TASK INSTRUCTIONS
Search the data for "description". Each line containing it is to be copied.

EXERCISE INPUT

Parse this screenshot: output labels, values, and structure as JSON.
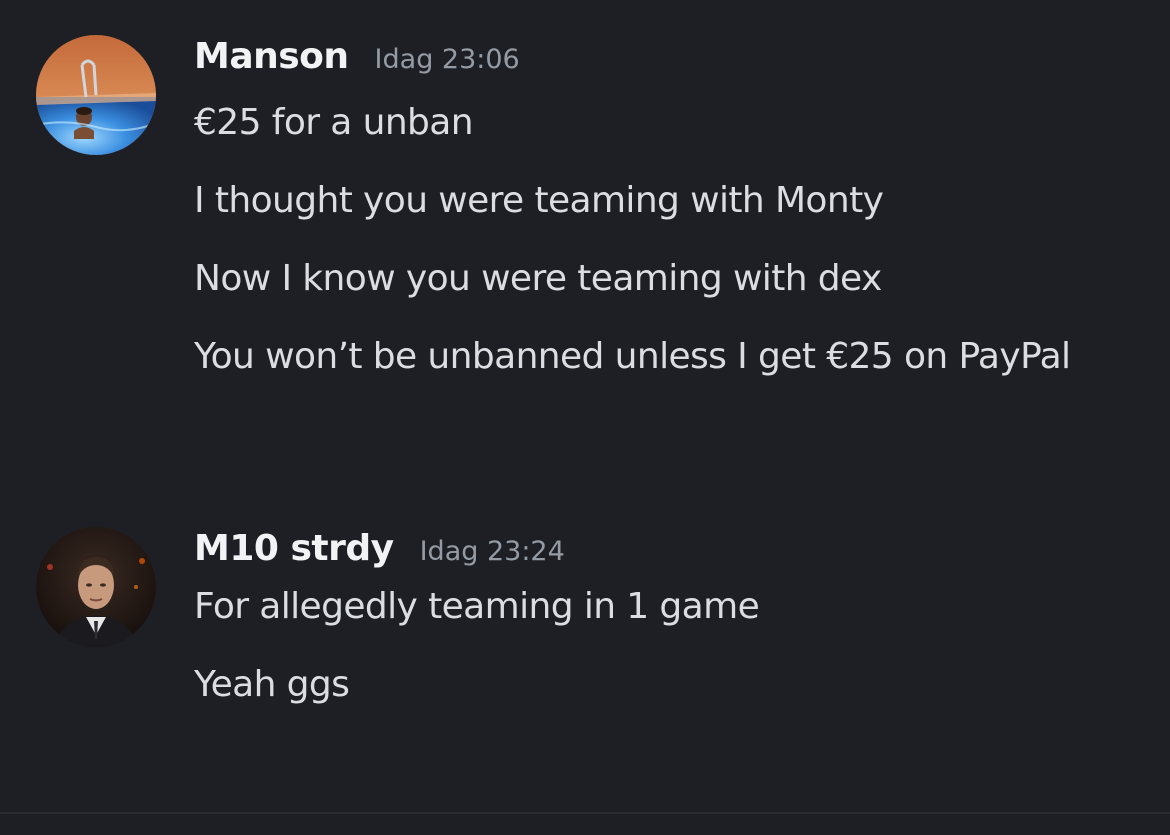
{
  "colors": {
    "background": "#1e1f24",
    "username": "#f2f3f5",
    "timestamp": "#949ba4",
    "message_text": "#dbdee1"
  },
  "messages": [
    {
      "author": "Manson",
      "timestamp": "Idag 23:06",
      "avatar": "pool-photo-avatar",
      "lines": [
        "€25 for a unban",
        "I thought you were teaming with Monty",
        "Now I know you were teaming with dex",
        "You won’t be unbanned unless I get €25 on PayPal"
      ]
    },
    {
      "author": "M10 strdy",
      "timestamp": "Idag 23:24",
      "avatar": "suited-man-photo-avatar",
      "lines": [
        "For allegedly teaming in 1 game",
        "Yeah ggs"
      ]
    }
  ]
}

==

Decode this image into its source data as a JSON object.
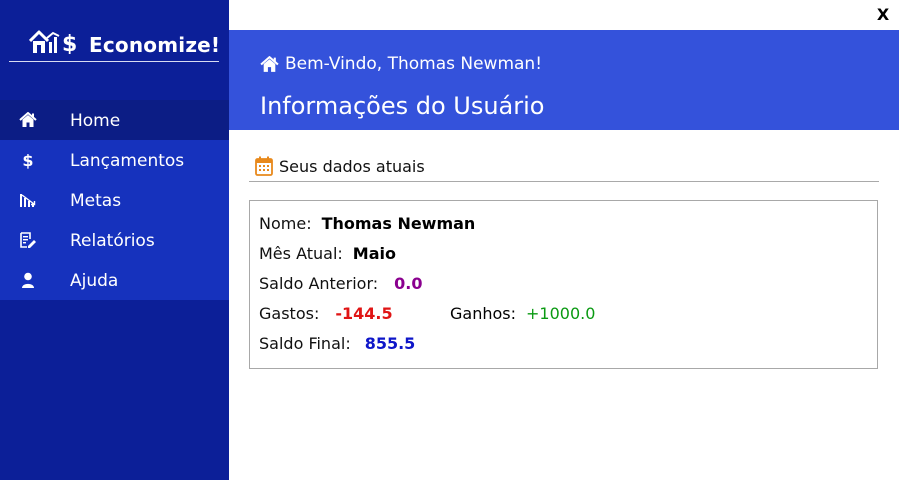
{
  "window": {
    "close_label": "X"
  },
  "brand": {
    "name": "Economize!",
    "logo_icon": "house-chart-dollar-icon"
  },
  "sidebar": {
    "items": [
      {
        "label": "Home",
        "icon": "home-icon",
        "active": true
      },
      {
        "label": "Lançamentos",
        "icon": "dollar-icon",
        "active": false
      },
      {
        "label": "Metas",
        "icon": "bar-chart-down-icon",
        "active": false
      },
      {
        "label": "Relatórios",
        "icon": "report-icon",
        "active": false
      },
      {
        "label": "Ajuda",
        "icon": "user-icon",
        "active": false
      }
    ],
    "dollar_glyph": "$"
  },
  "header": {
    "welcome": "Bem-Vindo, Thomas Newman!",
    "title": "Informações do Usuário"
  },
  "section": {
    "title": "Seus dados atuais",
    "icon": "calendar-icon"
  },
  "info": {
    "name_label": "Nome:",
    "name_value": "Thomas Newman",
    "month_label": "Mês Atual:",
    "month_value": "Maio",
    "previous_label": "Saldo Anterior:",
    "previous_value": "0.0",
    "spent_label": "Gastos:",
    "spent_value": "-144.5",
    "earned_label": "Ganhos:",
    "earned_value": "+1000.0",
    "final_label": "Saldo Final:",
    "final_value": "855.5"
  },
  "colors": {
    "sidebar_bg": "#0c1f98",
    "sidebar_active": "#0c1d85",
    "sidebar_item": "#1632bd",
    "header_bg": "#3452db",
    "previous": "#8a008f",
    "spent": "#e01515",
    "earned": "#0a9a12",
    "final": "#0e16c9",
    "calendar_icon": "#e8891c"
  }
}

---

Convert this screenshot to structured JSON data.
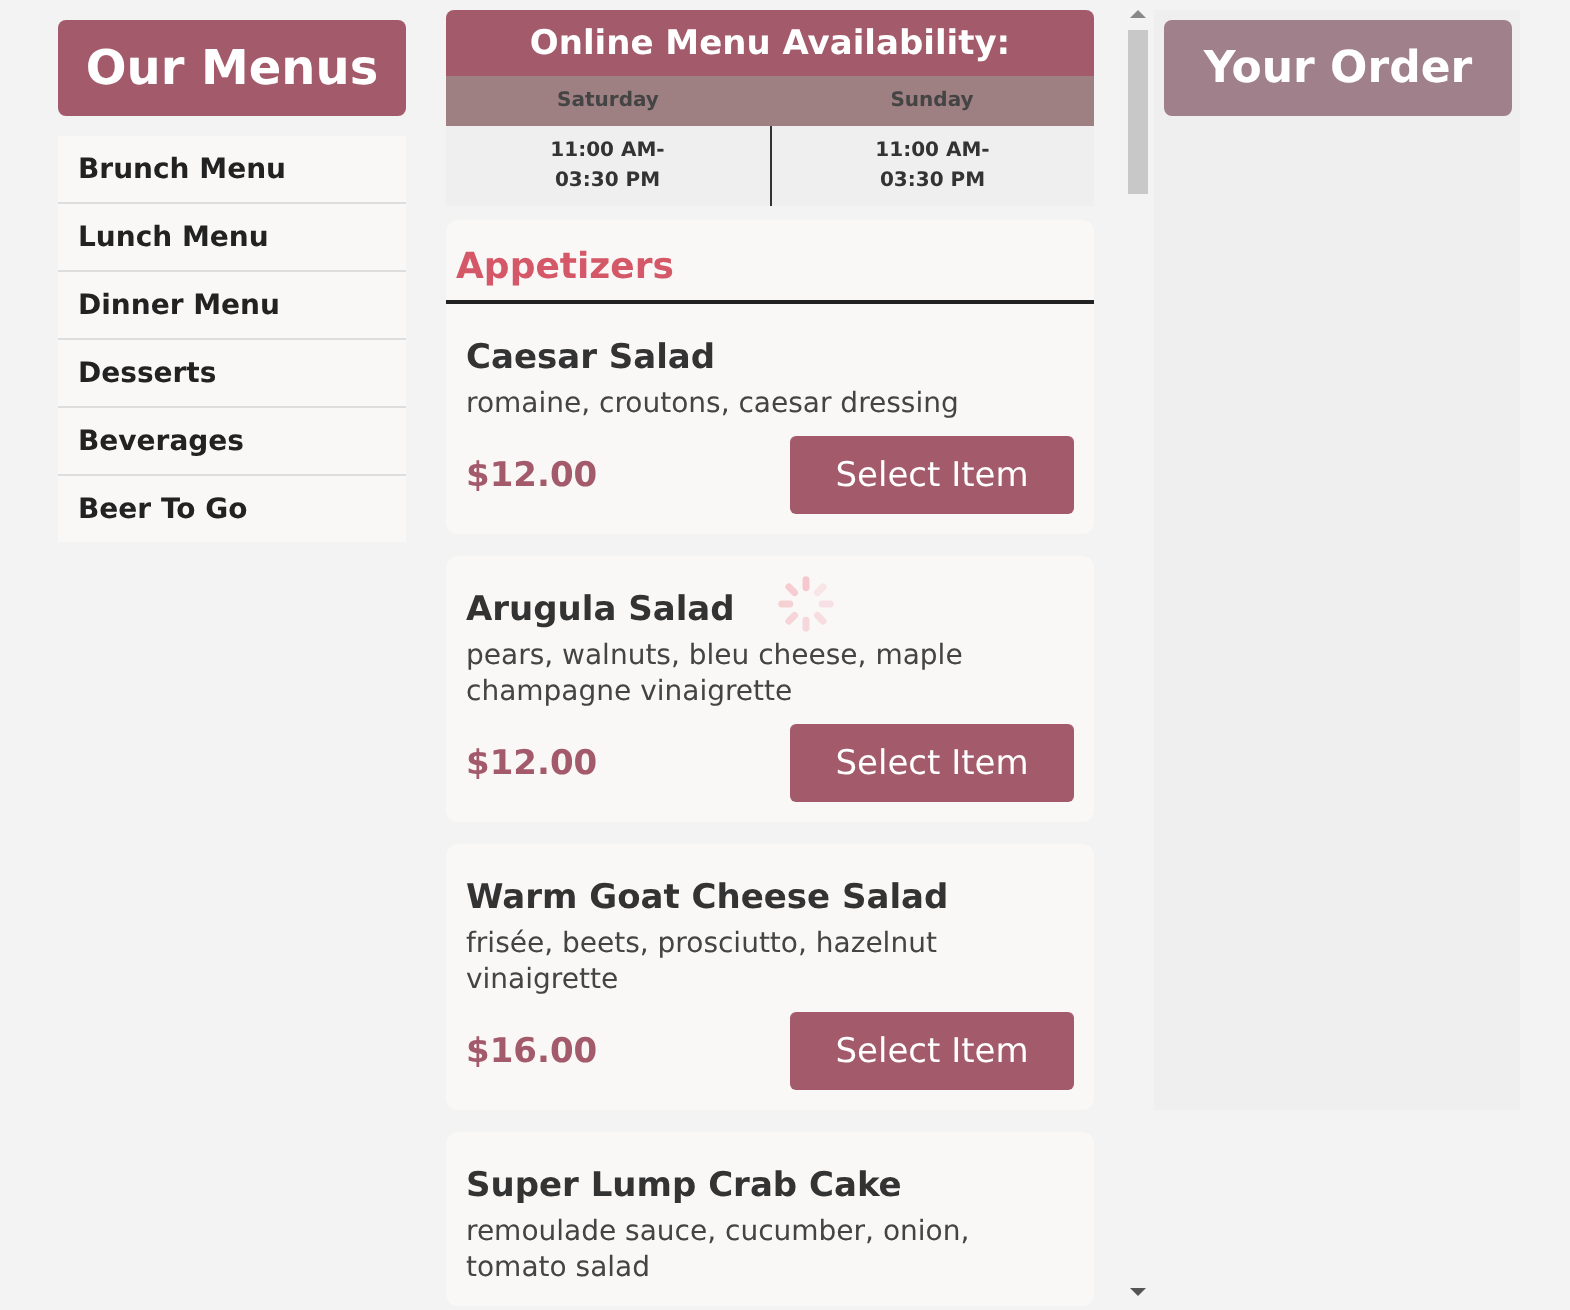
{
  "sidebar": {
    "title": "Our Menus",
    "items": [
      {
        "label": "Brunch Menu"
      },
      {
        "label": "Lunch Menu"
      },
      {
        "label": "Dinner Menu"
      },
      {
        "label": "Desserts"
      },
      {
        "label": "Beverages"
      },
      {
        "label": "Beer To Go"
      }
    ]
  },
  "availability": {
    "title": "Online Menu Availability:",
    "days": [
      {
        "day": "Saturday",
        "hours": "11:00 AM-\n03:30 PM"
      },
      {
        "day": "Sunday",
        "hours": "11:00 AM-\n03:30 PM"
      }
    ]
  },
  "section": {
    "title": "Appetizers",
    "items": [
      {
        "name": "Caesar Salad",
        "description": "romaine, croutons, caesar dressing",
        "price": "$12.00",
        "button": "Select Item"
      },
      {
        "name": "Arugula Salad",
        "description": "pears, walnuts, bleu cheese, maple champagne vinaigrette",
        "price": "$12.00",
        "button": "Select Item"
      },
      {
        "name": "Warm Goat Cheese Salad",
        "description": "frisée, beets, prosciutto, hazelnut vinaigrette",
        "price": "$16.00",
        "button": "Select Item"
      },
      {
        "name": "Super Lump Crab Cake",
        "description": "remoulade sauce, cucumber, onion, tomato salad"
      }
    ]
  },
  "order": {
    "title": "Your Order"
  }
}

RESULT OF THIS TASK
        "description": "romaine, croutons, caesar dressing",
        "description": "pears, walnuts, bleu cheese, maple champagne vinaigrette",
        "description": "frisée, beets, prosciutto, hazelnut vinaigrette",
        "description": "remoulade sauce, cucumber, onion, tomato salad"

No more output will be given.